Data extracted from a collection
[Start of section]

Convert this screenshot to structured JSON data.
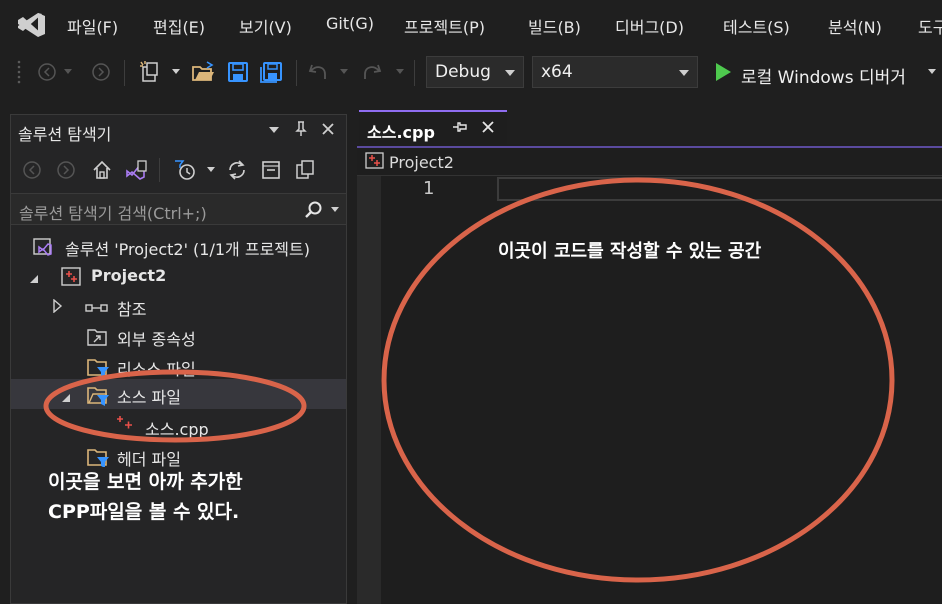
{
  "menu": {
    "items": [
      "파일(F)",
      "편집(E)",
      "보기(V)",
      "Git(G)",
      "프로젝트(P)",
      "빌드(B)",
      "디버그(D)",
      "테스트(S)",
      "분석(N)",
      "도구"
    ]
  },
  "toolbar": {
    "config": "Debug",
    "platform": "x64",
    "run_label": "로컬 Windows 디버거"
  },
  "solution_explorer": {
    "title": "솔루션 탐색기",
    "search_placeholder": "솔루션 탐색기 검색(Ctrl+;)",
    "solution_label": "솔루션 'Project2' (1/1개 프로젝트)",
    "project_label": "Project2",
    "items": {
      "references": "참조",
      "external_deps": "외부 종속성",
      "resource_files": "리소스 파일",
      "source_files": "소스 파일",
      "source_cpp": "소스.cpp",
      "header_files": "헤더 파일"
    }
  },
  "editor": {
    "tab_title": "소스.cpp",
    "nav_project": "Project2",
    "line_number": "1"
  },
  "annotations": {
    "editor_note": "이곳이 코드를 작성할 수 있는 공간",
    "explorer_note_line1": "이곳을 보면 아까 추가한",
    "explorer_note_line2": "CPP파일을 볼 수 있다."
  },
  "colors": {
    "accent": "#8f6df0",
    "highlight_circle": "#d9644a",
    "run_green": "#4ec94e",
    "save_blue": "#3794ff",
    "folder_yellow": "#dcb67a"
  }
}
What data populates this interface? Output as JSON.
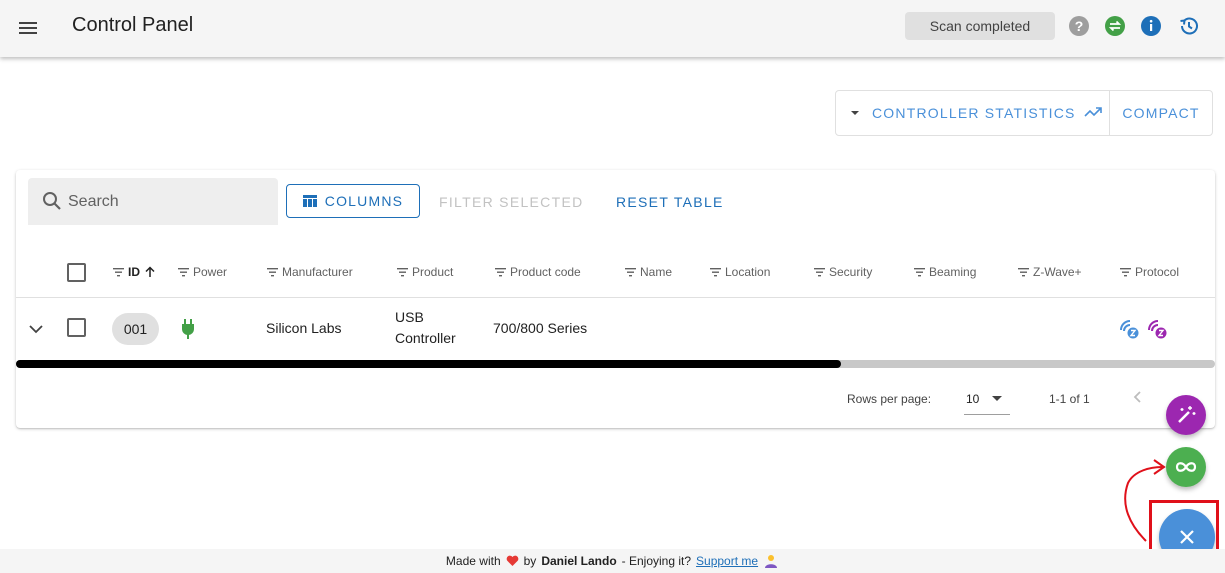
{
  "appbar": {
    "title": "Control Panel",
    "status": "Scan completed",
    "icons": [
      "menu-icon",
      "help-icon",
      "sync-icon",
      "info-icon",
      "history-icon"
    ]
  },
  "view_toggle": {
    "stats_label": "CONTROLLER STATISTICS",
    "compact_label": "COMPACT"
  },
  "toolbar": {
    "search_placeholder": "Search",
    "columns_label": "COLUMNS",
    "filter_selected_label": "FILTER SELECTED",
    "reset_table_label": "RESET TABLE"
  },
  "table": {
    "headers": [
      "ID",
      "Power",
      "Manufacturer",
      "Product",
      "Product code",
      "Name",
      "Location",
      "Security",
      "Beaming",
      "Z-Wave+",
      "Protocol"
    ],
    "rows": [
      {
        "id": "001",
        "power": "plug-icon",
        "manufacturer": "Silicon Labs",
        "product_line1": "USB",
        "product_line2": "Controller",
        "product_code": "700/800 Series",
        "name": "",
        "location": "",
        "security": "",
        "beaming": "",
        "zwave_plus": "",
        "protocol": [
          "zwave-icon",
          "zwave-lr-icon"
        ]
      }
    ]
  },
  "pagination": {
    "rows_per_page_label": "Rows per page:",
    "rows_per_page": "10",
    "range": "1-1 of 1"
  },
  "fab": {
    "actions": [
      "magic-wand-icon",
      "infinity-icon"
    ],
    "main": "close-icon"
  },
  "footer": {
    "made_with": "Made with",
    "by": "by",
    "author": "Daniel Lando",
    "enjoying": "- Enjoying it?",
    "support": "Support me"
  },
  "colors": {
    "primary": "#1e6fb8",
    "accent_blue": "#4a90d9",
    "purple": "#9c27b0",
    "green": "#4caf50",
    "highlight": "#e0101a"
  }
}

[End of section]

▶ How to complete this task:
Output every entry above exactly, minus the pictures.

▶ Exercise result:
Convert this screenshot to structured JSON data.
{
  "menu": {
    "items": [
      "파일(F)",
      "편집(E)",
      "보기(V)",
      "Git(G)",
      "프로젝트(P)",
      "빌드(B)",
      "디버그(D)",
      "테스트(S)",
      "분석(N)",
      "도구"
    ]
  },
  "toolbar": {
    "config": "Debug",
    "platform": "x64",
    "run_label": "로컬 Windows 디버거"
  },
  "solution_explorer": {
    "title": "솔루션 탐색기",
    "search_placeholder": "솔루션 탐색기 검색(Ctrl+;)",
    "solution_label": "솔루션 'Project2' (1/1개 프로젝트)",
    "project_label": "Project2",
    "items": {
      "references": "참조",
      "external_deps": "외부 종속성",
      "resource_files": "리소스 파일",
      "source_files": "소스 파일",
      "source_cpp": "소스.cpp",
      "header_files": "헤더 파일"
    }
  },
  "editor": {
    "tab_title": "소스.cpp",
    "nav_project": "Project2",
    "line_number": "1"
  },
  "annotations": {
    "editor_note": "이곳이 코드를 작성할 수 있는 공간",
    "explorer_note_line1": "이곳을 보면 아까 추가한",
    "explorer_note_line2": "CPP파일을 볼 수 있다."
  },
  "colors": {
    "accent": "#8f6df0",
    "highlight_circle": "#d9644a",
    "run_green": "#4ec94e",
    "save_blue": "#3794ff",
    "folder_yellow": "#dcb67a"
  }
}
What data populates this interface? Output as JSON.
{
  "appbar": {
    "title": "Control Panel",
    "status": "Scan completed",
    "icons": [
      "menu-icon",
      "help-icon",
      "sync-icon",
      "info-icon",
      "history-icon"
    ]
  },
  "view_toggle": {
    "stats_label": "CONTROLLER STATISTICS",
    "compact_label": "COMPACT"
  },
  "toolbar": {
    "search_placeholder": "Search",
    "columns_label": "COLUMNS",
    "filter_selected_label": "FILTER SELECTED",
    "reset_table_label": "RESET TABLE"
  },
  "table": {
    "headers": [
      "ID",
      "Power",
      "Manufacturer",
      "Product",
      "Product code",
      "Name",
      "Location",
      "Security",
      "Beaming",
      "Z-Wave+",
      "Protocol"
    ],
    "rows": [
      {
        "id": "001",
        "power": "plug-icon",
        "manufacturer": "Silicon Labs",
        "product_line1": "USB",
        "product_line2": "Controller",
        "product_code": "700/800 Series",
        "name": "",
        "location": "",
        "security": "",
        "beaming": "",
        "zwave_plus": "",
        "protocol": [
          "zwave-icon",
          "zwave-lr-icon"
        ]
      }
    ]
  },
  "pagination": {
    "rows_per_page_label": "Rows per page:",
    "rows_per_page": "10",
    "range": "1-1 of 1"
  },
  "fab": {
    "actions": [
      "magic-wand-icon",
      "infinity-icon"
    ],
    "main": "close-icon"
  },
  "footer": {
    "made_with": "Made with",
    "by": "by",
    "author": "Daniel Lando",
    "enjoying": "- Enjoying it?",
    "support": "Support me"
  },
  "colors": {
    "primary": "#1e6fb8",
    "accent_blue": "#4a90d9",
    "purple": "#9c27b0",
    "green": "#4caf50",
    "highlight": "#e0101a"
  }
}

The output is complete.